* _Directions_:
Search the material for lines containing the word "Symbol", and copy each one.

* _Working data_:
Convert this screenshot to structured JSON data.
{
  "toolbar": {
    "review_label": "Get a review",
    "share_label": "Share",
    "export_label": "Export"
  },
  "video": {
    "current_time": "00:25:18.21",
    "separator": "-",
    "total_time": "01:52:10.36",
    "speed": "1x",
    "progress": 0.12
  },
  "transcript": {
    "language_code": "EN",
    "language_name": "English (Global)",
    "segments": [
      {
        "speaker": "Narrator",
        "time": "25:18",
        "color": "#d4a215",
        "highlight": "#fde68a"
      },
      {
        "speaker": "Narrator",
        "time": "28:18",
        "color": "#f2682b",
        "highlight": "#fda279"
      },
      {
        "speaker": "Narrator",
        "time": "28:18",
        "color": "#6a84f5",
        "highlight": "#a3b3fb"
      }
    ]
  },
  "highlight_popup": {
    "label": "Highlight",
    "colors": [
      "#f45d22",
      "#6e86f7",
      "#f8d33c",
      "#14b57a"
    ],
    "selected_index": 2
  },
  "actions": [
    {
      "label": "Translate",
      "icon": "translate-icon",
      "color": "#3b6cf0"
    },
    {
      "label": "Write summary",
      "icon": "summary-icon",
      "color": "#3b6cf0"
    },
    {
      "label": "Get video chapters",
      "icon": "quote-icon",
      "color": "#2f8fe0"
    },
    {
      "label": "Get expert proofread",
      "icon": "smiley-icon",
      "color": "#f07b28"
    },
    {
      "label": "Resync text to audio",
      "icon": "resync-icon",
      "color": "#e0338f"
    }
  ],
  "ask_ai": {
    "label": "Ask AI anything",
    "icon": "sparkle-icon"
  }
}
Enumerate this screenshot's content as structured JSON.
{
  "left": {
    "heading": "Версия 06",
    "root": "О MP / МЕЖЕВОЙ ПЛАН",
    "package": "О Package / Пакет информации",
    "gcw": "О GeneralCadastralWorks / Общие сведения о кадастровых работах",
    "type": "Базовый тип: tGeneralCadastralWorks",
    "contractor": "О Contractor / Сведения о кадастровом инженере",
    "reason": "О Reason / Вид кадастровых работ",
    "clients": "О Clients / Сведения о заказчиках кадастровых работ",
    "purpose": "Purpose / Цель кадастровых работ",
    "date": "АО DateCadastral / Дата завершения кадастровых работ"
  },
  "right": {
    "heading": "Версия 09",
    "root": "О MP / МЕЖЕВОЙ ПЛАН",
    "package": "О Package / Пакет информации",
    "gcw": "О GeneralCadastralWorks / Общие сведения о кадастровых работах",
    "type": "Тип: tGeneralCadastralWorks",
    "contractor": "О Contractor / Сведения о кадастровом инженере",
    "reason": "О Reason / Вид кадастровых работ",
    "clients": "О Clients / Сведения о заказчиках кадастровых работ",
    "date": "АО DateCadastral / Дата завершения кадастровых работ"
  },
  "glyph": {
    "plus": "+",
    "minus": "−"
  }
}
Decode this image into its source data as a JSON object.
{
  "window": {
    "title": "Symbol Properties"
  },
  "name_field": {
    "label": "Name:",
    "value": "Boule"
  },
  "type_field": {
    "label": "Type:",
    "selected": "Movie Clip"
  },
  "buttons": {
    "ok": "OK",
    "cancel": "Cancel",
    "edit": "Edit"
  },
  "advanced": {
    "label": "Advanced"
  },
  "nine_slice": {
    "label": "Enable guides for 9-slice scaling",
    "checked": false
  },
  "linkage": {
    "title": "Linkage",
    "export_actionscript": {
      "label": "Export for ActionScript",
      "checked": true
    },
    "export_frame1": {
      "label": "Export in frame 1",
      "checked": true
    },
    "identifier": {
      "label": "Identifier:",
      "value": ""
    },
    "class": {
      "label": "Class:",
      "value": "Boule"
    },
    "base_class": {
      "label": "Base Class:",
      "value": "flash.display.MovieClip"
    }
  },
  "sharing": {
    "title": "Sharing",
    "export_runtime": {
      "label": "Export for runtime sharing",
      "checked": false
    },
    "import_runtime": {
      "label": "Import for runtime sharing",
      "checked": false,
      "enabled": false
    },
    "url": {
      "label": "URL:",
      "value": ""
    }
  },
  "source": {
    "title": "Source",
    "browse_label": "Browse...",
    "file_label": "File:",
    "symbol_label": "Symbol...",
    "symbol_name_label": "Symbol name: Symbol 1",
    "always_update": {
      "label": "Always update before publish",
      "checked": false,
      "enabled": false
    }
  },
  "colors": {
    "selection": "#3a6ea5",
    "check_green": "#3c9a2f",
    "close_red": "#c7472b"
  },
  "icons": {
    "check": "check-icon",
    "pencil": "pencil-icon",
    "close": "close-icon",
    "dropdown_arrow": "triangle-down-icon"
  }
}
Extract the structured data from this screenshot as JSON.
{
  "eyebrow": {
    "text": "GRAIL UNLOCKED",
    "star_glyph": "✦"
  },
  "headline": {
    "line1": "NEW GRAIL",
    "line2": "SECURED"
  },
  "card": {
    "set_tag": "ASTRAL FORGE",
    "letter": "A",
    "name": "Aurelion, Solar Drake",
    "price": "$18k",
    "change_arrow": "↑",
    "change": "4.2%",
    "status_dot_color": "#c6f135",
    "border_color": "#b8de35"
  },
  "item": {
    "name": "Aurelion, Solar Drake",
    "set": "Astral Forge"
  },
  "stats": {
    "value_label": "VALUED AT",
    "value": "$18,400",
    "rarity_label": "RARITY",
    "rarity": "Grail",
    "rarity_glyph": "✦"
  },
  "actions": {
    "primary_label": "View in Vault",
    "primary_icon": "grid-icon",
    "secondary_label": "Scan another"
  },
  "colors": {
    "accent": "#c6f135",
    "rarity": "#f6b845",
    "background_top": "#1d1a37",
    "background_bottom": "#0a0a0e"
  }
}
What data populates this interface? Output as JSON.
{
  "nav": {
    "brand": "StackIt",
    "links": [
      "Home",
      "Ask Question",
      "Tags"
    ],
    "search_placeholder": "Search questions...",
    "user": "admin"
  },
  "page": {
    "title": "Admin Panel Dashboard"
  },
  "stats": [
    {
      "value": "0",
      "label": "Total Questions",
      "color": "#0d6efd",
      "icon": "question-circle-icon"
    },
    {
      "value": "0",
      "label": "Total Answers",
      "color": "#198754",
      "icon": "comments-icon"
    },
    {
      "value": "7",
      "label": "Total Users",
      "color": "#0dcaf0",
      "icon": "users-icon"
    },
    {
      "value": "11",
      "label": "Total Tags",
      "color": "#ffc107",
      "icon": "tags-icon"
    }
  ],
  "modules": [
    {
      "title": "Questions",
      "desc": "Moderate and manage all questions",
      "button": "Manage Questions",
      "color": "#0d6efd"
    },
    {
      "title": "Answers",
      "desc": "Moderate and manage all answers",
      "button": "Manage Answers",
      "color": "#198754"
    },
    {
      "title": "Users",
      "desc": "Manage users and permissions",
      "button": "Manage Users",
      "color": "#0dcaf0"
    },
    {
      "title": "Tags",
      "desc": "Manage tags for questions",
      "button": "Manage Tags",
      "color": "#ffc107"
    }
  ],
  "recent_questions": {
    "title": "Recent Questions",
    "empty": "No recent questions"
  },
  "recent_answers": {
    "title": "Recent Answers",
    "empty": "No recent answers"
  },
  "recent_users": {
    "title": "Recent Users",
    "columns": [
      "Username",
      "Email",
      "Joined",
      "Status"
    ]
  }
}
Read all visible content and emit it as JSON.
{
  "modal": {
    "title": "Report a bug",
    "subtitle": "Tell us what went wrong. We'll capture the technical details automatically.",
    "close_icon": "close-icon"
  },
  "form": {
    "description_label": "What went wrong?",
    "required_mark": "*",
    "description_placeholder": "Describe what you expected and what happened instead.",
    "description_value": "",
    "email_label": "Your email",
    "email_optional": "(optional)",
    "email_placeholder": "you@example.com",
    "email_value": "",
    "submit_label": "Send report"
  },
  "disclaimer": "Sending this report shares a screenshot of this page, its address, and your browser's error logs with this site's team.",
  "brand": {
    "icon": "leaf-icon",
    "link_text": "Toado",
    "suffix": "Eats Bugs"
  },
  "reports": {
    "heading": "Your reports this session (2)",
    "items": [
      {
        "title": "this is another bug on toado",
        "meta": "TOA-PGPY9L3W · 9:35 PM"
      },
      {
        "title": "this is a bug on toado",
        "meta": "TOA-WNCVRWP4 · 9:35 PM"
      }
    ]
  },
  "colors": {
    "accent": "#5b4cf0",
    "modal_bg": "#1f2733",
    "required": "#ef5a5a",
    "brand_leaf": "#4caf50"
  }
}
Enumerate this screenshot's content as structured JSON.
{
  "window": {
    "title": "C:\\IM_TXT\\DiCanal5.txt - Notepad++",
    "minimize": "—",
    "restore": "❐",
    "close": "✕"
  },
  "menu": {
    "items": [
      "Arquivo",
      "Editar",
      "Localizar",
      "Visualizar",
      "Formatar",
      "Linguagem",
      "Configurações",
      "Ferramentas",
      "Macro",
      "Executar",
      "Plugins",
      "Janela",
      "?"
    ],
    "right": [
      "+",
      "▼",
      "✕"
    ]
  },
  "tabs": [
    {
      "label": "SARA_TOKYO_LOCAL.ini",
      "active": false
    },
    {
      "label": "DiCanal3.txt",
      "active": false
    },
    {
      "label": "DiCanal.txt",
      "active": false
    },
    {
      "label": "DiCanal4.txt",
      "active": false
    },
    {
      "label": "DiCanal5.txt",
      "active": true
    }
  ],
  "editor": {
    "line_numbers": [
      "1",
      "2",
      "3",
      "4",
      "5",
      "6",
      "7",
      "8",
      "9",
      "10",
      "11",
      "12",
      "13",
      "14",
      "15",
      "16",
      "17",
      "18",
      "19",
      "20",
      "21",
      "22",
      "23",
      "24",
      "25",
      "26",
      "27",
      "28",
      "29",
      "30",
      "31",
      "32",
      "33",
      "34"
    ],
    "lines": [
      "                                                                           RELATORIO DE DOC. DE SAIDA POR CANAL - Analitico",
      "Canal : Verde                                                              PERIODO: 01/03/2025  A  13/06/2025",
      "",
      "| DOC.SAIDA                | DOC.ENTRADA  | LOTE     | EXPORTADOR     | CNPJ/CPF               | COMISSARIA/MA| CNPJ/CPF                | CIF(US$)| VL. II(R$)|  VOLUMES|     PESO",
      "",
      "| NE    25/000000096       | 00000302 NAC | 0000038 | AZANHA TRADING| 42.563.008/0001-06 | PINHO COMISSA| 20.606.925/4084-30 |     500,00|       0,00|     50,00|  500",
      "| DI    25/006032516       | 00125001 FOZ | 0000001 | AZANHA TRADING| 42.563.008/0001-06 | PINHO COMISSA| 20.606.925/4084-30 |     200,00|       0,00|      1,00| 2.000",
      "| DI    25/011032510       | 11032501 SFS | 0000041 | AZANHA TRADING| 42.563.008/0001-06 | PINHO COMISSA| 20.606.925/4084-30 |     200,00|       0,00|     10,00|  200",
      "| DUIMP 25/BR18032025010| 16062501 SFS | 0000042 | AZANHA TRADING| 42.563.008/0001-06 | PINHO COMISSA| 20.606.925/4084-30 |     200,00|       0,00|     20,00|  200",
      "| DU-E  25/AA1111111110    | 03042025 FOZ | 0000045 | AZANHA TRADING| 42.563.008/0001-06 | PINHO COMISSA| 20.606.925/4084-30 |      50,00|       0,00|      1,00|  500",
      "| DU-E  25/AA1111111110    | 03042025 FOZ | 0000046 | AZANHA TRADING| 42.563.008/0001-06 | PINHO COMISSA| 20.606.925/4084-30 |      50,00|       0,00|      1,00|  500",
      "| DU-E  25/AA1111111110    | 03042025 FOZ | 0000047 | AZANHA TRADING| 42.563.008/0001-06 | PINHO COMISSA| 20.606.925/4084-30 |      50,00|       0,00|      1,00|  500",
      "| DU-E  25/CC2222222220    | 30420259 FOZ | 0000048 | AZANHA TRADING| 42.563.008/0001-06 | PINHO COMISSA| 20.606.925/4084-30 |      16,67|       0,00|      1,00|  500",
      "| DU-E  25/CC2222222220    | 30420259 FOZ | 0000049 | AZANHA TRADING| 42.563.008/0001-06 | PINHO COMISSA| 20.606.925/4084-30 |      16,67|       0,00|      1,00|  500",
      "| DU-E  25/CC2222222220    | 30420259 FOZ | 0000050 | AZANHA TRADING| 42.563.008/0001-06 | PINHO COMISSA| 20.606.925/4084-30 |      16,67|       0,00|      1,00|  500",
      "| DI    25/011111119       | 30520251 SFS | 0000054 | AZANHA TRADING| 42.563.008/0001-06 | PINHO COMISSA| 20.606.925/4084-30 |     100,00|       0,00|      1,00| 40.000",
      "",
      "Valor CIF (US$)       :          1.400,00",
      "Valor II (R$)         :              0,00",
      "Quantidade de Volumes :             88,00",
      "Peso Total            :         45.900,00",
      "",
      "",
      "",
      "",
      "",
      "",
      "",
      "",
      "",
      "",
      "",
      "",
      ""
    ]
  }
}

* _Your solution_:
    "title": "Symbol Properties"
    "symbol_label": "Symbol...",
    "symbol_name_label": "Symbol name: Symbol 1",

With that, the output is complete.